- REQUIRED ACTION
Each line below is to be copied exactly; images do not go into the copy.

§ §

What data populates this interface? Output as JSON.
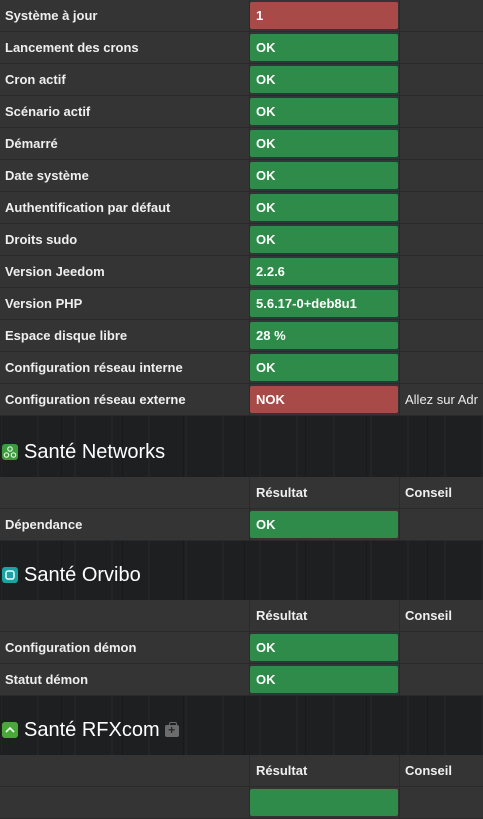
{
  "core": {
    "rows": [
      {
        "label": "Système à jour",
        "result": "1",
        "status": "err",
        "advice": ""
      },
      {
        "label": "Lancement des crons",
        "result": "OK",
        "status": "ok",
        "advice": ""
      },
      {
        "label": "Cron actif",
        "result": "OK",
        "status": "ok",
        "advice": ""
      },
      {
        "label": "Scénario actif",
        "result": "OK",
        "status": "ok",
        "advice": ""
      },
      {
        "label": "Démarré",
        "result": "OK",
        "status": "ok",
        "advice": ""
      },
      {
        "label": "Date système",
        "result": "OK",
        "status": "ok",
        "advice": ""
      },
      {
        "label": "Authentification par défaut",
        "result": "OK",
        "status": "ok",
        "advice": ""
      },
      {
        "label": "Droits sudo",
        "result": "OK",
        "status": "ok",
        "advice": ""
      },
      {
        "label": "Version Jeedom",
        "result": "2.2.6",
        "status": "ok",
        "advice": ""
      },
      {
        "label": "Version PHP",
        "result": "5.6.17-0+deb8u1",
        "status": "ok",
        "advice": ""
      },
      {
        "label": "Espace disque libre",
        "result": "28 %",
        "status": "ok",
        "advice": ""
      },
      {
        "label": "Configuration réseau interne",
        "result": "OK",
        "status": "ok",
        "advice": ""
      },
      {
        "label": "Configuration réseau externe",
        "result": "NOK",
        "status": "err",
        "advice": "Allez sur Adr"
      }
    ]
  },
  "headers": {
    "result": "Résultat",
    "advice": "Conseil"
  },
  "networks": {
    "title": "Santé Networks",
    "icon": "networks-plugin-icon",
    "rows": [
      {
        "label": "Dépendance",
        "result": "OK"
      }
    ]
  },
  "orvibo": {
    "title": "Santé Orvibo",
    "icon": "orvibo-plugin-icon",
    "rows": [
      {
        "label": "Configuration démon",
        "result": "OK"
      },
      {
        "label": "Statut démon",
        "result": "OK"
      }
    ]
  },
  "rfxcom": {
    "title": "Santé RFXcom",
    "icon": "rfxcom-plugin-icon",
    "config_icon": "medkit-icon"
  },
  "colors": {
    "ok": "#2e8b4a",
    "error": "#a84a47",
    "row": "#343434"
  }
}
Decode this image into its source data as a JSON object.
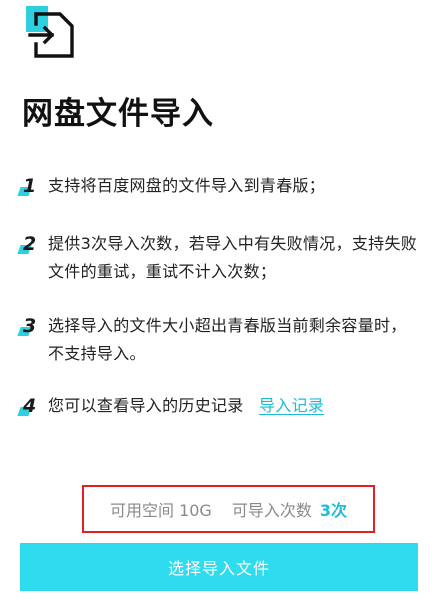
{
  "header": {
    "icon": "file-import-icon",
    "accent_color": "#2ed0e0",
    "title": "网盘文件导入"
  },
  "rules": [
    {
      "number": "1",
      "text": "支持将百度网盘的文件导入到青春版；"
    },
    {
      "number": "2",
      "text": "提供3次导入次数，若导入中有失败情况，支持失败文件的重试，重试不计入次数；"
    },
    {
      "number": "3",
      "text": "选择导入的文件大小超出青春版当前剩余容量时，不支持导入。"
    },
    {
      "number": "4",
      "text": "您可以查看导入的历史记录",
      "link": "导入记录"
    }
  ],
  "quota": {
    "space_label": "可用空间 10G",
    "count_label": "可导入次数",
    "count_value": "3次",
    "count_color": "#1ebcd6",
    "highlight_border_color": "#e02222"
  },
  "action": {
    "select_button_label": "选择导入文件",
    "button_color": "#2fdcef"
  }
}
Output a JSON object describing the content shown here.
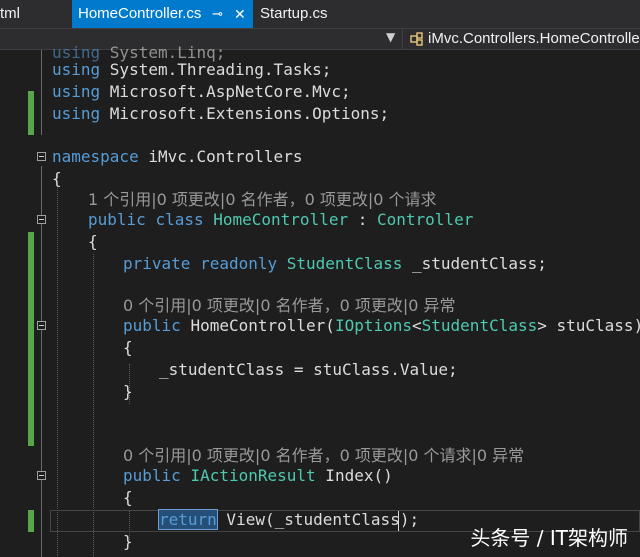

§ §

- SOLUTION FOR THIS TASK
What data populates this interface? Output as JSON.
{
  "core": {
    "rows": [
      {
        "label": "Système à jour",
        "result": "1",
        "status": "err",
        "advice": ""
      },
      {
        "label": "Lancement des crons",
        "result": "OK",
        "status": "ok",
        "advice": ""
      },
      {
        "label": "Cron actif",
        "result": "OK",
        "status": "ok",
        "advice": ""
      },
      {
        "label": "Scénario actif",
        "result": "OK",
        "status": "ok",
        "advice": ""
      },
      {
        "label": "Démarré",
        "result": "OK",
        "status": "ok",
        "advice": ""
      },
      {
        "label": "Date système",
        "result": "OK",
        "status": "ok",
        "advice": ""
      },
      {
        "label": "Authentification par défaut",
        "result": "OK",
        "status": "ok",
        "advice": ""
      },
      {
        "label": "Droits sudo",
        "result": "OK",
        "status": "ok",
        "advice": ""
      },
      {
        "label": "Version Jeedom",
        "result": "2.2.6",
        "status": "ok",
        "advice": ""
      },
      {
        "label": "Version PHP",
        "result": "5.6.17-0+deb8u1",
        "status": "ok",
        "advice": ""
      },
      {
        "label": "Espace disque libre",
        "result": "28 %",
        "status": "ok",
        "advice": ""
      },
      {
        "label": "Configuration réseau interne",
        "result": "OK",
        "status": "ok",
        "advice": ""
      },
      {
        "label": "Configuration réseau externe",
        "result": "NOK",
        "status": "err",
        "advice": "Allez sur Adr"
      }
    ]
  },
  "headers": {
    "result": "Résultat",
    "advice": "Conseil"
  },
  "networks": {
    "title": "Santé Networks",
    "icon": "networks-plugin-icon",
    "rows": [
      {
        "label": "Dépendance",
        "result": "OK"
      }
    ]
  },
  "orvibo": {
    "title": "Santé Orvibo",
    "icon": "orvibo-plugin-icon",
    "rows": [
      {
        "label": "Configuration démon",
        "result": "OK"
      },
      {
        "label": "Statut démon",
        "result": "OK"
      }
    ]
  },
  "rfxcom": {
    "title": "Santé RFXcom",
    "icon": "rfxcom-plugin-icon",
    "config_icon": "medkit-icon"
  },
  "colors": {
    "ok": "#2e8b4a",
    "error": "#a84a47",
    "row": "#343434"
  }
}
Decode this image into its source data as a JSON object.
{
  "header": {
    "icon": "file-import-icon",
    "accent_color": "#2ed0e0",
    "title": "网盘文件导入"
  },
  "rules": [
    {
      "number": "1",
      "text": "支持将百度网盘的文件导入到青春版；"
    },
    {
      "number": "2",
      "text": "提供3次导入次数，若导入中有失败情况，支持失败文件的重试，重试不计入次数；"
    },
    {
      "number": "3",
      "text": "选择导入的文件大小超出青春版当前剩余容量时，不支持导入。"
    },
    {
      "number": "4",
      "text": "您可以查看导入的历史记录",
      "link": "导入记录"
    }
  ],
  "quota": {
    "space_label": "可用空间 10G",
    "count_label": "可导入次数",
    "count_value": "3次",
    "count_color": "#1ebcd6",
    "highlight_border_color": "#e02222"
  },
  "action": {
    "select_button_label": "选择导入文件",
    "button_color": "#2fdcef"
  }
}
Output a JSON object describing the content shown here.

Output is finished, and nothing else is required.